Top positive review
96 people found this helpful
A Handsome Five Part Miniseries: A Great Benedict Cumberbatch Plays In A Romantic Triangle Set Against A World War I Backdrop
on March 22, 2013
Oddly enough, this handsome co-production (BBC and HBO) of "Parade's End" isn't even the first adaptation of this wartime saga that I've seen this month! BBC has also dusted another version from 1964 out of their archives for DVD release, and I watched that one prior to settling down to this most current version. Although it has no particular bearing on my comments about this interpretation, it might be of interest to you if you love the story. It features nice performances (Jeanne Moody is merciless as Sylvia) and boasts a young Judi Dench as the second female lead Valentine. I love Dench, so it was a win-win! Ford Madox Ford's "Parade's End" is an epic tale of love, scandal, marriage, and war. It is also about propriety, integrity, and retaining gentlemanly values as the world crumbles around you. It has a very moral center which is why the 1964 version didn't even feel particularly dated, and this lovely new adaptation is nicely stylized between the modern and the old-fashioned. The original publications were actually a series of four shorter novels released between 1924-28 that were pulled together and packaged under the new title of "Parade's End." And pretty much, with this journey, you're getting the bulk of the tale as related through the first three of these novels (the fourth is largely dismissed critically).

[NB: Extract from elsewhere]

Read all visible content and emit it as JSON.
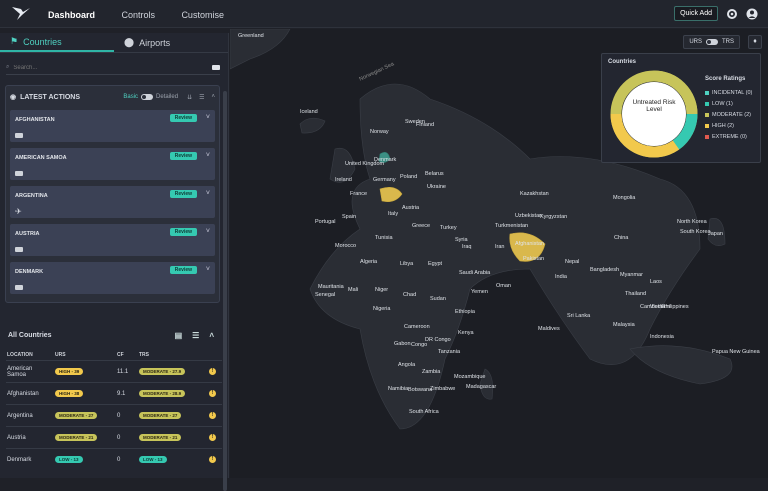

There is no denying the extraordinary efforts that the creators have employed to make this prestige piece a can't miss proposition for adult audiences. With beautiful production values, vivid lead performances and an incredibly literate script from premiere playwright Tom Stoppard, "Parade's End" presents a powerful, but not overstated, character journey set against the backdrop of World War I. We pick up with the characters prior to the war, and leave them on the other side. In between, though, everything changes about the lifestyles to which they have become accustomed. The star is Benedict Cumberbatch, who plays Christopher Tietjens. Tietjens is an upright aristocrat trapped in a rather complicated marriage to Sylvia (Rebecca Hall). After establishing the unpleasantness of this pairing, the story has Tietjens meeting a free spirited suffragette (Adelaide Clemens). The remainder of the story follows these three principles, and assorted other characters, as they navigate a world ravaged by war.
Brief Synopsis (No major spoilers, but don't read if you don't want a quick outline of events):
Told in five parts, the story begins in 1908. In the introductory chapter, we meet the three central characters. As Tietjens attempts to be the proper gentleman in every circumstance, the cards seem stacked against him. Cuckolded by a vicious wife, intrigued by a new love, and trying to be a supportive friend, he finds himself in the middle of drama and scandal that is completely unwarranted. Playing off themes of class and gender, Tietjens is almost victimized by propriety and the results are very personal and devastating. These complications lead to a stint in military service while the war rages. He gets stationed in France and later in Belgium, the conflict is just one more component in his constant struggle for understanding. Plagued by moral and social constraints, the war only compounds these concerns. It is almost a physical manifestation of an internal battle. While he will see some fighting, the biggest challenges still come from within. But as the war comes to a close, Tietjens must return home and try to reconcile the horrors he's seen. But into whose arms will he find himself? The war and his recent experiences with Sylvia have really taken a toll, and his soul is battered and bruised. As he recounts the trauma, the confession serves as a catharsis. But is it too late to claim a new life?
The supporting cast is filled with great and familiar faces. Not everyone, though, has a lot to do. Miranda Richardson, Claire Higgins, Rupert Everett, Janet McTeer, Roger Allam, Rufus Sewell, and Jack Huston are among some of the more recognizable faces. Rebecca Hall elicits some sympathy as Sylvia (not an easy thing to do) and is quite good. She has been rather inconsistent or unremarkable in some of her past roles (one of 2012's worst performances in Stephen Frears' terrible misfire "Lay The Favorite"), but she acquits herself well here. Of course, it helps that she gets all the great withering lines! The piece, however, is just one more showcase for the increasingly impressive Cumberbatch. His versatility and talent are becoming a force to be reckoned with! He is fantastic throughout in a challenging role. A slight miscalculation for me was Clemens as Valentine. Supposed to be a strong suffragette, she comes off a bit wan and less interesting than those around her. Overall, this is a dignified period piece that takes its time. It requires patience and rewards it. It may not be for every taste but I, for one, was more than happy to take this emotional sojourn. About 4 1/2 stars. KGHarris, 3/13.